• **AIM OF THE EXERCISE**: Please set down each line of the data again, unchanged.

(Data about app and page elements)
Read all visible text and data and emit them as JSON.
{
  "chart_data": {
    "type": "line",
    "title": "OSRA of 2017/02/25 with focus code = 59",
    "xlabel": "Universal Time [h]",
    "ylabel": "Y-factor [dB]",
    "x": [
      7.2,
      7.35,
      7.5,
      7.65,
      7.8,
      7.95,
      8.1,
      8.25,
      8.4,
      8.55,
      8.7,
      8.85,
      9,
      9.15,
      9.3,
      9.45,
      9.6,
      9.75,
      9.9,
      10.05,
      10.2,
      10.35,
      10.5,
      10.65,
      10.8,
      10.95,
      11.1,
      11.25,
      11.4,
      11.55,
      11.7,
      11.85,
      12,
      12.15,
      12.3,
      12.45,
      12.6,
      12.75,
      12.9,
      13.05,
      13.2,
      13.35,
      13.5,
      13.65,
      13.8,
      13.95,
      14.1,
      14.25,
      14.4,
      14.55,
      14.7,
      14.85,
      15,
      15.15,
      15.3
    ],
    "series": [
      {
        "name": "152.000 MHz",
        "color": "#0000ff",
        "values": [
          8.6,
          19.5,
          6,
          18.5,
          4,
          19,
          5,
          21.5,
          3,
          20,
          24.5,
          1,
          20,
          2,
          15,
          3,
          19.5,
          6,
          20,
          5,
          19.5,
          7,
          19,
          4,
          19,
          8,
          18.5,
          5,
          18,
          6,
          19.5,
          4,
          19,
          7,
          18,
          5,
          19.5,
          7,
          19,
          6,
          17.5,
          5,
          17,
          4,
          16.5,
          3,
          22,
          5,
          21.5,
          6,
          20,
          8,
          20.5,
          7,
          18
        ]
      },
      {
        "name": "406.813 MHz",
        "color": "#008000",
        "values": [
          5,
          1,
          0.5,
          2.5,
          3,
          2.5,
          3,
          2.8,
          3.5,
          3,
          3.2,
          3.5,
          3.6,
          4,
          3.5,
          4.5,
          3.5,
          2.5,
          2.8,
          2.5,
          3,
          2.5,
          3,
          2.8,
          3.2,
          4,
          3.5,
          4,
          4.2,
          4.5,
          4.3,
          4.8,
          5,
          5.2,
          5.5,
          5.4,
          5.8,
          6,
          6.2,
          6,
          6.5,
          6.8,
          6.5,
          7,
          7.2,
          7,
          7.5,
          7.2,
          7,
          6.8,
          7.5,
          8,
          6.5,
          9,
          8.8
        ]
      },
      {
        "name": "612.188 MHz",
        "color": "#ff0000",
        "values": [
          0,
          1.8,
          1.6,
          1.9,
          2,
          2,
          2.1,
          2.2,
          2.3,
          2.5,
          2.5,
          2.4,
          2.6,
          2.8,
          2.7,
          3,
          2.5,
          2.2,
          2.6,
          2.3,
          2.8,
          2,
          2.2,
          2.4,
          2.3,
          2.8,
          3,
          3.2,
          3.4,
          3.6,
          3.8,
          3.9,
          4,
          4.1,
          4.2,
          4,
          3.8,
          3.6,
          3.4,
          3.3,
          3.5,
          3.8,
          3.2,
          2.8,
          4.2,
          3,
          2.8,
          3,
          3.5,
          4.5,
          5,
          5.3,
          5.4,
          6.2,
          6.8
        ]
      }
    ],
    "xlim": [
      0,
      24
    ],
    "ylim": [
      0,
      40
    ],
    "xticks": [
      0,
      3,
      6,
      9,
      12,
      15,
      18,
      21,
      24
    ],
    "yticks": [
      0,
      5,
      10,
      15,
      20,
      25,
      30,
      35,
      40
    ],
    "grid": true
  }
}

• **ANSWER FOR THIS EXERCISE**:
Read all visible text and data and emit them as JSON.
{
  "chart_data": {
    "type": "line",
    "title": "OSRA of 2017/02/25 with focus code = 59",
    "xlabel": "Universal Time [h]",
    "ylabel": "Y-factor [dB]",
    "x": [
      7.2,
      7.35,
      7.5,
      7.65,
      7.8,
      7.95,
      8.1,
      8.25,
      8.4,
      8.55,
      8.7,
      8.85,
      9,
      9.15,
      9.3,
      9.45,
      9.6,
      9.75,
      9.9,
      10.05,
      10.2,
      10.35,
      10.5,
      10.65,
      10.8,
      10.95,
      11.1,
      11.25,
      11.4,
      11.55,
      11.7,
      11.85,
      12,
      12.15,
      12.3,
      12.45,
      12.6,
      12.75,
      12.9,
      13.05,
      13.2,
      13.35,
      13.5,
      13.65,
      13.8,
      13.95,
      14.1,
      14.25,
      14.4,
      14.55,
      14.7,
      14.85,
      15,
      15.15,
      15.3
    ],
    "series": [
      {
        "name": "152.000 MHz",
        "color": "#0000ff",
        "values": [
          8.6,
          19.5,
          6,
          18.5,
          4,
          19,
          5,
          21.5,
          3,
          20,
          24.5,
          1,
          20,
          2,
          15,
          3,
          19.5,
          6,
          20,
          5,
          19.5,
          7,
          19,
          4,
          19,
          8,
          18.5,
          5,
          18,
          6,
          19.5,
          4,
          19,
          7,
          18,
          5,
          19.5,
          7,
          19,
          6,
          17.5,
          5,
          17,
          4,
          16.5,
          3,
          22,
          5,
          21.5,
          6,
          20,
          8,
          20.5,
          7,
          18
        ]
      },
      {
        "name": "406.813 MHz",
        "color": "#008000",
        "values": [
          5,
          1,
          0.5,
          2.5,
          3,
          2.5,
          3,
          2.8,
          3.5,
          3,
          3.2,
          3.5,
          3.6,
          4,
          3.5,
          4.5,
          3.5,
          2.5,
          2.8,
          2.5,
          3,
          2.5,
          3,
          2.8,
          3.2,
          4,
          3.5,
          4,
          4.2,
          4.5,
          4.3,
          4.8,
          5,
          5.2,
          5.5,
          5.4,
          5.8,
          6,
          6.2,
          6,
          6.5,
          6.8,
          6.5,
          7,
          7.2,
          7,
          7.5,
          7.2,
          7,
          6.8,
          7.5,
          8,
          6.5,
          9,
          8.8
        ]
      },
      {
        "name": "612.188 MHz",
        "color": "#ff0000",
        "values": [
          0,
          1.8,
          1.6,
          1.9,
          2,
          2,
          2.1,
          2.2,
          2.3,
          2.5,
          2.5,
          2.4,
          2.6,
          2.8,
          2.7,
          3,
          2.5,
          2.2,
          2.6,
          2.3,
          2.8,
          2,
          2.2,
          2.4,
          2.3,
          2.8,
          3,
          3.2,
          3.4,
          3.6,
          3.8,
          3.9,
          4,
          4.1,
          4.2,
          4,
          3.8,
          3.6,
          3.4,
          3.3,
          3.5,
          3.8,
          3.2,
          2.8,
          4.2,
          3,
          2.8,
          3,
          3.5,
          4.5,
          5,
          5.3,
          5.4,
          6.2,
          6.8
        ]
      }
    ],
    "xlim": [
      0,
      24
    ],
    "ylim": [
      0,
      40
    ],
    "xticks": [
      0,
      3,
      6,
      9,
      12,
      15,
      18,
      21,
      24
    ],
    "yticks": [
      0,
      5,
      10,
      15,
      20,
      25,
      30,
      35,
      40
    ],
    "grid": true
  }
}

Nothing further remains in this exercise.